If the therapist becomes hindered in progress, I recommended that the therapist inform the ISH that special help is needed from that source in order to proceed with the therapy. The internal self-helper will almost never play all of his cards at once. The therapist must learn and understand that for the most part the ISH can do more and exert more influence than the therapist realizes.
Douglas also mentioned the stabilizing influences of internal self-helpers. In one notable example, he described the ISH’s of two multiples commiserating with each other about their similarly angry alters.
Would you seek an ISH in the same way you seek other alters? I find that I can ask whether there is one who sees itself as a guide, helper, or healer, and who can assist me in working with the client. The first personality to step forward after this request is often not the ISH, so the therapist should not accept an alter’s statement that he or she is an ISH at face value. A true ISH will prove itself in the long run. Could your client’s other alters also help in deciding whether or not the therapist is working with a true ISH?
Working with Your Client’s ISH
ISHs are enigmatic, leaving the therapist with the problem of deciphering their Delphic statements. The therapist can ask for clarification, but will not always get it. In general, if I believe that I am talking to an ISH, I will try to incorporate his or her advice into my interventions, but I take it with a grain of salt. Has your client presented with Internal Self-Helper imposters who give misleading or destructive advice?
There will often be a number of ISH’s within a client, each having authority over a group or family of alters, but none having access to the whole system. Have you found that as you move to a new level in the personality system, former ISH’s fade out or abandon therapy? I find, that in these cases, the ISH has simply reached the limit of its knowledge or authority. You can generally find a new helper as the therapy progresses. It should also be noted that ISH personalities often lack staying power and cannot remain "out" for lengthy periods.

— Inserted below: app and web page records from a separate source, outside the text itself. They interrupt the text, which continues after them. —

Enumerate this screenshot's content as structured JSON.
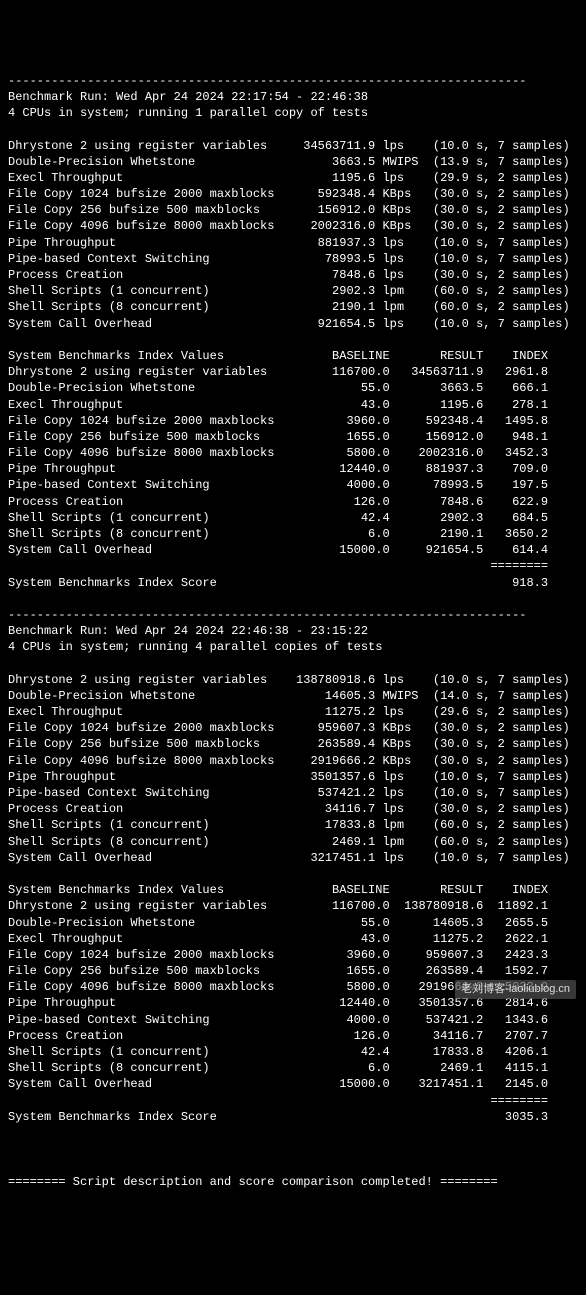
{
  "run1": {
    "header1": "Benchmark Run: Wed Apr 24 2024 22:17:54 - 22:46:38",
    "header2": "4 CPUs in system; running 1 parallel copy of tests",
    "tests": [
      {
        "name": "Dhrystone 2 using register variables",
        "val": "34563711.9",
        "unit": "lps",
        "time": "10.0",
        "samples": "7"
      },
      {
        "name": "Double-Precision Whetstone",
        "val": "3663.5",
        "unit": "MWIPS",
        "time": "13.9",
        "samples": "7"
      },
      {
        "name": "Execl Throughput",
        "val": "1195.6",
        "unit": "lps",
        "time": "29.9",
        "samples": "2"
      },
      {
        "name": "File Copy 1024 bufsize 2000 maxblocks",
        "val": "592348.4",
        "unit": "KBps",
        "time": "30.0",
        "samples": "2"
      },
      {
        "name": "File Copy 256 bufsize 500 maxblocks",
        "val": "156912.0",
        "unit": "KBps",
        "time": "30.0",
        "samples": "2"
      },
      {
        "name": "File Copy 4096 bufsize 8000 maxblocks",
        "val": "2002316.0",
        "unit": "KBps",
        "time": "30.0",
        "samples": "2"
      },
      {
        "name": "Pipe Throughput",
        "val": "881937.3",
        "unit": "lps",
        "time": "10.0",
        "samples": "7"
      },
      {
        "name": "Pipe-based Context Switching",
        "val": "78993.5",
        "unit": "lps",
        "time": "10.0",
        "samples": "7"
      },
      {
        "name": "Process Creation",
        "val": "7848.6",
        "unit": "lps",
        "time": "30.0",
        "samples": "2"
      },
      {
        "name": "Shell Scripts (1 concurrent)",
        "val": "2902.3",
        "unit": "lpm",
        "time": "60.0",
        "samples": "2"
      },
      {
        "name": "Shell Scripts (8 concurrent)",
        "val": "2190.1",
        "unit": "lpm",
        "time": "60.0",
        "samples": "2"
      },
      {
        "name": "System Call Overhead",
        "val": "921654.5",
        "unit": "lps",
        "time": "10.0",
        "samples": "7"
      }
    ],
    "index_header": "System Benchmarks Index Values               BASELINE       RESULT    INDEX",
    "index": [
      {
        "name": "Dhrystone 2 using register variables",
        "base": "116700.0",
        "res": "34563711.9",
        "idx": "2961.8"
      },
      {
        "name": "Double-Precision Whetstone",
        "base": "55.0",
        "res": "3663.5",
        "idx": "666.1"
      },
      {
        "name": "Execl Throughput",
        "base": "43.0",
        "res": "1195.6",
        "idx": "278.1"
      },
      {
        "name": "File Copy 1024 bufsize 2000 maxblocks",
        "base": "3960.0",
        "res": "592348.4",
        "idx": "1495.8"
      },
      {
        "name": "File Copy 256 bufsize 500 maxblocks",
        "base": "1655.0",
        "res": "156912.0",
        "idx": "948.1"
      },
      {
        "name": "File Copy 4096 bufsize 8000 maxblocks",
        "base": "5800.0",
        "res": "2002316.0",
        "idx": "3452.3"
      },
      {
        "name": "Pipe Throughput",
        "base": "12440.0",
        "res": "881937.3",
        "idx": "709.0"
      },
      {
        "name": "Pipe-based Context Switching",
        "base": "4000.0",
        "res": "78993.5",
        "idx": "197.5"
      },
      {
        "name": "Process Creation",
        "base": "126.0",
        "res": "7848.6",
        "idx": "622.9"
      },
      {
        "name": "Shell Scripts (1 concurrent)",
        "base": "42.4",
        "res": "2902.3",
        "idx": "684.5"
      },
      {
        "name": "Shell Scripts (8 concurrent)",
        "base": "6.0",
        "res": "2190.1",
        "idx": "3650.2"
      },
      {
        "name": "System Call Overhead",
        "base": "15000.0",
        "res": "921654.5",
        "idx": "614.4"
      }
    ],
    "score_label": "System Benchmarks Index Score",
    "score": "918.3"
  },
  "run2": {
    "header1": "Benchmark Run: Wed Apr 24 2024 22:46:38 - 23:15:22",
    "header2": "4 CPUs in system; running 4 parallel copies of tests",
    "tests": [
      {
        "name": "Dhrystone 2 using register variables",
        "val": "138780918.6",
        "unit": "lps",
        "time": "10.0",
        "samples": "7"
      },
      {
        "name": "Double-Precision Whetstone",
        "val": "14605.3",
        "unit": "MWIPS",
        "time": "14.0",
        "samples": "7"
      },
      {
        "name": "Execl Throughput",
        "val": "11275.2",
        "unit": "lps",
        "time": "29.6",
        "samples": "2"
      },
      {
        "name": "File Copy 1024 bufsize 2000 maxblocks",
        "val": "959607.3",
        "unit": "KBps",
        "time": "30.0",
        "samples": "2"
      },
      {
        "name": "File Copy 256 bufsize 500 maxblocks",
        "val": "263589.4",
        "unit": "KBps",
        "time": "30.0",
        "samples": "2"
      },
      {
        "name": "File Copy 4096 bufsize 8000 maxblocks",
        "val": "2919666.2",
        "unit": "KBps",
        "time": "30.0",
        "samples": "2"
      },
      {
        "name": "Pipe Throughput",
        "val": "3501357.6",
        "unit": "lps",
        "time": "10.0",
        "samples": "7"
      },
      {
        "name": "Pipe-based Context Switching",
        "val": "537421.2",
        "unit": "lps",
        "time": "10.0",
        "samples": "7"
      },
      {
        "name": "Process Creation",
        "val": "34116.7",
        "unit": "lps",
        "time": "30.0",
        "samples": "2"
      },
      {
        "name": "Shell Scripts (1 concurrent)",
        "val": "17833.8",
        "unit": "lpm",
        "time": "60.0",
        "samples": "2"
      },
      {
        "name": "Shell Scripts (8 concurrent)",
        "val": "2469.1",
        "unit": "lpm",
        "time": "60.0",
        "samples": "2"
      },
      {
        "name": "System Call Overhead",
        "val": "3217451.1",
        "unit": "lps",
        "time": "10.0",
        "samples": "7"
      }
    ],
    "index_header": "System Benchmarks Index Values               BASELINE       RESULT    INDEX",
    "index": [
      {
        "name": "Dhrystone 2 using register variables",
        "base": "116700.0",
        "res": "138780918.6",
        "idx": "11892.1"
      },
      {
        "name": "Double-Precision Whetstone",
        "base": "55.0",
        "res": "14605.3",
        "idx": "2655.5"
      },
      {
        "name": "Execl Throughput",
        "base": "43.0",
        "res": "11275.2",
        "idx": "2622.1"
      },
      {
        "name": "File Copy 1024 bufsize 2000 maxblocks",
        "base": "3960.0",
        "res": "959607.3",
        "idx": "2423.3"
      },
      {
        "name": "File Copy 256 bufsize 500 maxblocks",
        "base": "1655.0",
        "res": "263589.4",
        "idx": "1592.7"
      },
      {
        "name": "File Copy 4096 bufsize 8000 maxblocks",
        "base": "5800.0",
        "res": "2919666.2",
        "idx": "5033.9"
      },
      {
        "name": "Pipe Throughput",
        "base": "12440.0",
        "res": "3501357.6",
        "idx": "2814.6"
      },
      {
        "name": "Pipe-based Context Switching",
        "base": "4000.0",
        "res": "537421.2",
        "idx": "1343.6"
      },
      {
        "name": "Process Creation",
        "base": "126.0",
        "res": "34116.7",
        "idx": "2707.7"
      },
      {
        "name": "Shell Scripts (1 concurrent)",
        "base": "42.4",
        "res": "17833.8",
        "idx": "4206.1"
      },
      {
        "name": "Shell Scripts (8 concurrent)",
        "base": "6.0",
        "res": "2469.1",
        "idx": "4115.1"
      },
      {
        "name": "System Call Overhead",
        "base": "15000.0",
        "res": "3217451.1",
        "idx": "2145.0"
      }
    ],
    "score_label": "System Benchmarks Index Score",
    "score": "3035.3"
  },
  "hr": "------------------------------------------------------------------------",
  "eqshort": "========",
  "footer": "======== Script description and score comparison completed! ========",
  "watermark": "老刘博客-laoliublog.cn"
}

The principle embodied in the ISH is that at some level the client has an observing ego function that can comment accurately on the ongoing processes and provide advice and suggestions as to how to aid the rest of the client in achieving some insight and control over his or her pathology. One can often find this type of function in non-DID clients as well as within one’s own self. It is important to listen to these voices of inner wisdom, but it is a mistake to view them as all-knowledgeable or all-powerful.
When one is struggling with a difficult client, one often wishes for some miraculous intervention, and I think that this wish is what leads some therapists to ascribe omniscience to ISHs. Would you agree that one should of course listen to the client, particularly if an ISH appears to be available, but in the long run one must use one’s own therapeutic judgement?

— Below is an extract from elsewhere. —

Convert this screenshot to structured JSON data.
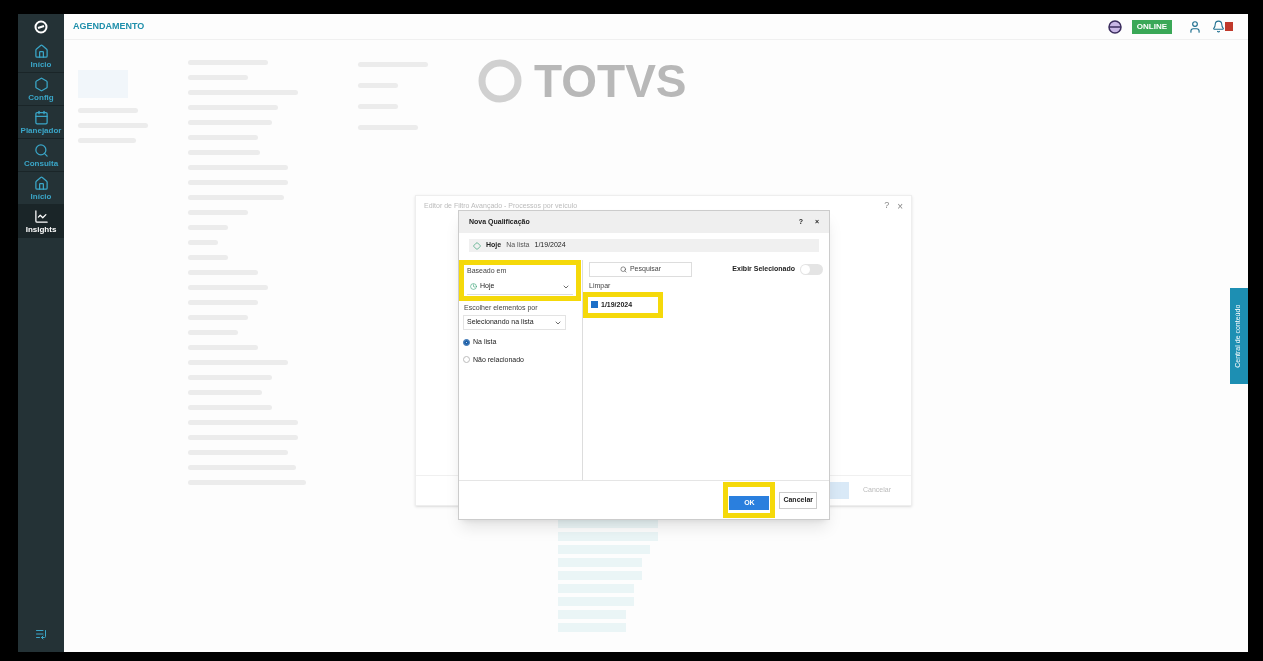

On this track we have discussed the internal self-helper of the DID client. The techniques on this track can be productive for finding your client’s internal self-helper and working with your client’s internal self-helper.
On the next track we will discuss working with internal persecutors.
Peer-Reviewed Journal Article References:
Others who bought this DID Course
CEU Continuing Education for
Counselor CEUs, Psychologist CEUs, Social Worker CEUs, MFT CEUs